[Excerpts from an interface dataset]
——————

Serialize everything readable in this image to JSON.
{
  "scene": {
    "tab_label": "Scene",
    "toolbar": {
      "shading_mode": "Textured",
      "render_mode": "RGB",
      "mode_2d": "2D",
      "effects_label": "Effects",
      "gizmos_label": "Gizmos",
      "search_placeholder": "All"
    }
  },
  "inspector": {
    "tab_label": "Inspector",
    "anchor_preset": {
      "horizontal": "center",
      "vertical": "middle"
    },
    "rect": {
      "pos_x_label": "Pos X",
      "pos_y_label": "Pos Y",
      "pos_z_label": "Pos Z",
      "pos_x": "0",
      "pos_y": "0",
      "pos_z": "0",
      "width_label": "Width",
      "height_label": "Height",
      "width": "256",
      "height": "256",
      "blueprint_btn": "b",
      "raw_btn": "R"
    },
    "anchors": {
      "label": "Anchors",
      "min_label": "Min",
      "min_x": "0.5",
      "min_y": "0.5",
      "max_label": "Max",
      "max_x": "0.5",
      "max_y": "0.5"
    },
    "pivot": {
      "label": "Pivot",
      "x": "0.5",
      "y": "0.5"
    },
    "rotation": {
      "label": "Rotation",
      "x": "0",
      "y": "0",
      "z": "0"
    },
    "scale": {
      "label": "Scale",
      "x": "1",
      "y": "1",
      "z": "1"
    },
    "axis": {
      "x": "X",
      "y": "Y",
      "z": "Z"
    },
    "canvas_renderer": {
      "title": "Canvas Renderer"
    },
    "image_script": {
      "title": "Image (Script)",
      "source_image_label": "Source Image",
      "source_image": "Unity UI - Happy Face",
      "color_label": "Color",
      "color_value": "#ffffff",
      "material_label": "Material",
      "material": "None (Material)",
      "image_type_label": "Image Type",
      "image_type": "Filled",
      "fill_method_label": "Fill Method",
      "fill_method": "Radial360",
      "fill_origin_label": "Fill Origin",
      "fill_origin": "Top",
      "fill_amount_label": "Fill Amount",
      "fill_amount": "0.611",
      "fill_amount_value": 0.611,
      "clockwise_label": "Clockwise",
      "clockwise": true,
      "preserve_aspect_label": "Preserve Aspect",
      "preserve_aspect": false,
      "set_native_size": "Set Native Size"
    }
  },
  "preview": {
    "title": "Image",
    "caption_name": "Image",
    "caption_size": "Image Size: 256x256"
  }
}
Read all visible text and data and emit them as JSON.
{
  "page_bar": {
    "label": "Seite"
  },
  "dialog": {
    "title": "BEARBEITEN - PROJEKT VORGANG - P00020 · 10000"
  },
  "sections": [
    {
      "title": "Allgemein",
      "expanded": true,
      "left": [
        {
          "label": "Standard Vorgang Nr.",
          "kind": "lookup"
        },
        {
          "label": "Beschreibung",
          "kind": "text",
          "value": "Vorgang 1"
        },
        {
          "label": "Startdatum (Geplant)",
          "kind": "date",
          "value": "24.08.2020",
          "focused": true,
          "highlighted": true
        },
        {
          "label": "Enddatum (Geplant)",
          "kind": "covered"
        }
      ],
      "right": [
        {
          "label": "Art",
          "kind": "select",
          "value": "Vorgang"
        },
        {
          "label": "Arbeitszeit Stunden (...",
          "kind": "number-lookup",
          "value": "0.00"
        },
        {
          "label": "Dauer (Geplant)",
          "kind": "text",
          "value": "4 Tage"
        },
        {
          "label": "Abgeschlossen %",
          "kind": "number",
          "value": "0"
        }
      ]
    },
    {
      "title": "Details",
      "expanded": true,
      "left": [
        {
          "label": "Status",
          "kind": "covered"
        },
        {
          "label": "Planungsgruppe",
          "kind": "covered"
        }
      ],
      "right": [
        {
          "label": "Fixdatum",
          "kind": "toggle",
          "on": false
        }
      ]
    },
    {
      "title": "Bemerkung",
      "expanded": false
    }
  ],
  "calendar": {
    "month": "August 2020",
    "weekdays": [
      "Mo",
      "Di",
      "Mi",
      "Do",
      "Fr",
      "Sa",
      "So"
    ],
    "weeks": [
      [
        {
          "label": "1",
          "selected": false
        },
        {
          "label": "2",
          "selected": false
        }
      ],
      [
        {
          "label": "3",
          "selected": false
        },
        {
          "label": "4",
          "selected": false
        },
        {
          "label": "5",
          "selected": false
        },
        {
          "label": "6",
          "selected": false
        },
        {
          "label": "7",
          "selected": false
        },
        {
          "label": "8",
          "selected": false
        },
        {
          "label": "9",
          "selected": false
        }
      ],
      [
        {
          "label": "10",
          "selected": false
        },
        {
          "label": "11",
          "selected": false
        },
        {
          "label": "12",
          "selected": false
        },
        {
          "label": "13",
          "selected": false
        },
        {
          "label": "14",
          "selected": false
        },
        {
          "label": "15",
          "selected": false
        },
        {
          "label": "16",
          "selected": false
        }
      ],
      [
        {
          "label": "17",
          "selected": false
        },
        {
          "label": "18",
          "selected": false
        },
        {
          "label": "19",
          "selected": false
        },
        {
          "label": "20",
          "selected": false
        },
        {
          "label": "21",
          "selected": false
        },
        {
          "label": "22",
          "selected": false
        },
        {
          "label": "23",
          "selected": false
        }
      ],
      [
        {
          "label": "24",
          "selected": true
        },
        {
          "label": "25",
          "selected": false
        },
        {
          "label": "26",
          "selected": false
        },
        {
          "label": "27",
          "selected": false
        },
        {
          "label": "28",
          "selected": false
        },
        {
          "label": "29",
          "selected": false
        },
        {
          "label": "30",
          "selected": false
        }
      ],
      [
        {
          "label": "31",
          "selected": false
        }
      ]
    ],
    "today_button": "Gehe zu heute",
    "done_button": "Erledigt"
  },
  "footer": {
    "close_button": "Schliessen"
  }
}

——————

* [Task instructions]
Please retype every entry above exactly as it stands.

* [Output for this exercise]
Serialize everything readable in this image to JSON.
{
  "scene": {
    "tab_label": "Scene",
    "toolbar": {
      "shading_mode": "Textured",
      "render_mode": "RGB",
      "mode_2d": "2D",
      "effects_label": "Effects",
      "gizmos_label": "Gizmos",
      "search_placeholder": "All"
    }
  },
  "inspector": {
    "tab_label": "Inspector",
    "anchor_preset": {
      "horizontal": "center",
      "vertical": "middle"
    },
    "rect": {
      "pos_x_label": "Pos X",
      "pos_y_label": "Pos Y",
      "pos_z_label": "Pos Z",
      "pos_x": "0",
      "pos_y": "0",
      "pos_z": "0",
      "width_label": "Width",
      "height_label": "Height",
      "width": "256",
      "height": "256",
      "blueprint_btn": "b",
      "raw_btn": "R"
    },
    "anchors": {
      "label": "Anchors",
      "min_label": "Min",
      "min_x": "0.5",
      "min_y": "0.5",
      "max_label": "Max",
      "max_x": "0.5",
      "max_y": "0.5"
    },
    "pivot": {
      "label": "Pivot",
      "x": "0.5",
      "y": "0.5"
    },
    "rotation": {
      "label": "Rotation",
      "x": "0",
      "y": "0",
      "z": "0"
    },
    "scale": {
      "label": "Scale",
      "x": "1",
      "y": "1",
      "z": "1"
    },
    "axis": {
      "x": "X",
      "y": "Y",
      "z": "Z"
    },
    "canvas_renderer": {
      "title": "Canvas Renderer"
    },
    "image_script": {
      "title": "Image (Script)",
      "source_image_label": "Source Image",
      "source_image": "Unity UI - Happy Face",
      "color_label": "Color",
      "color_value": "#ffffff",
      "material_label": "Material",
      "material": "None (Material)",
      "image_type_label": "Image Type",
      "image_type": "Filled",
      "fill_method_label": "Fill Method",
      "fill_method": "Radial360",
      "fill_origin_label": "Fill Origin",
      "fill_origin": "Top",
      "fill_amount_label": "Fill Amount",
      "fill_amount": "0.611",
      "fill_amount_value": 0.611,
      "clockwise_label": "Clockwise",
      "clockwise": true,
      "preserve_aspect_label": "Preserve Aspect",
      "preserve_aspect": false,
      "set_native_size": "Set Native Size"
    }
  },
  "preview": {
    "title": "Image",
    "caption_name": "Image",
    "caption_size": "Image Size: 256x256"
  }
}
Read all visible text and data and emit them as JSON.
{
  "page_bar": {
    "label": "Seite"
  },
  "dialog": {
    "title": "BEARBEITEN - PROJEKT VORGANG - P00020 · 10000"
  },
  "sections": [
    {
      "title": "Allgemein",
      "expanded": true,
      "left": [
        {
          "label": "Standard Vorgang Nr.",
          "kind": "lookup"
        },
        {
          "label": "Beschreibung",
          "kind": "text",
          "value": "Vorgang 1"
        },
        {
          "label": "Startdatum (Geplant)",
          "kind": "date",
          "value": "24.08.2020",
          "focused": true,
          "highlighted": true
        },
        {
          "label": "Enddatum (Geplant)",
          "kind": "covered"
        }
      ],
      "right": [
        {
          "label": "Art",
          "kind": "select",
          "value": "Vorgang"
        },
        {
          "label": "Arbeitszeit Stunden (...",
          "kind": "number-lookup",
          "value": "0.00"
        },
        {
          "label": "Dauer (Geplant)",
          "kind": "text",
          "value": "4 Tage"
        },
        {
          "label": "Abgeschlossen %",
          "kind": "number",
          "value": "0"
        }
      ]
    },
    {
      "title": "Details",
      "expanded": true,
      "left": [
        {
          "label": "Status",
          "kind": "covered"
        },
        {
          "label": "Planungsgruppe",
          "kind": "covered"
        }
      ],
      "right": [
        {
          "label": "Fixdatum",
          "kind": "toggle",
          "on": false
        }
      ]
    },
    {
      "title": "Bemerkung",
      "expanded": false
    }
  ],
  "calendar": {
    "month": "August 2020",
    "weekdays": [
      "Mo",
      "Di",
      "Mi",
      "Do",
      "Fr",
      "Sa",
      "So"
    ],
    "weeks": [
      [
        {
          "label": "1",
          "selected": false
        },
        {
          "label": "2",
          "selected": false
        }
      ],
      [
        {
          "label": "3",
          "selected": false
        },
        {
          "label": "4",
          "selected": false
        },
        {
          "label": "5",
          "selected": false
        },
        {
          "label": "6",
          "selected": false
        },
        {
          "label": "7",
          "selected": false
        },
        {
          "label": "8",
          "selected": false
        },
        {
          "label": "9",
          "selected": false
        }
      ],
      [
        {
          "label": "10",
          "selected": false
        },
        {
          "label": "11",
          "selected": false
        },
        {
          "label": "12",
          "selected": false
        },
        {
          "label": "13",
          "selected": false
        },
        {
          "label": "14",
          "selected": false
        },
        {
          "label": "15",
          "selected": false
        },
        {
          "label": "16",
          "selected": false
        }
      ],
      [
        {
          "label": "17",
          "selected": false
        },
        {
          "label": "18",
          "selected": false
        },
        {
          "label": "19",
          "selected": false
        },
        {
          "label": "20",
          "selected": false
        },
        {
          "label": "21",
          "selected": false
        },
        {
          "label": "22",
          "selected": false
        },
        {
          "label": "23",
          "selected": false
        }
      ],
      [
        {
          "label": "24",
          "selected": true
        },
        {
          "label": "25",
          "selected": false
        },
        {
          "label": "26",
          "selected": false
        },
        {
          "label": "27",
          "selected": false
        },
        {
          "label": "28",
          "selected": false
        },
        {
          "label": "29",
          "selected": false
        },
        {
          "label": "30",
          "selected": false
        }
      ],
      [
        {
          "label": "31",
          "selected": false
        }
      ]
    ],
    "today_button": "Gehe zu heute",
    "done_button": "Erledigt"
  },
  "footer": {
    "close_button": "Schliessen"
  }
}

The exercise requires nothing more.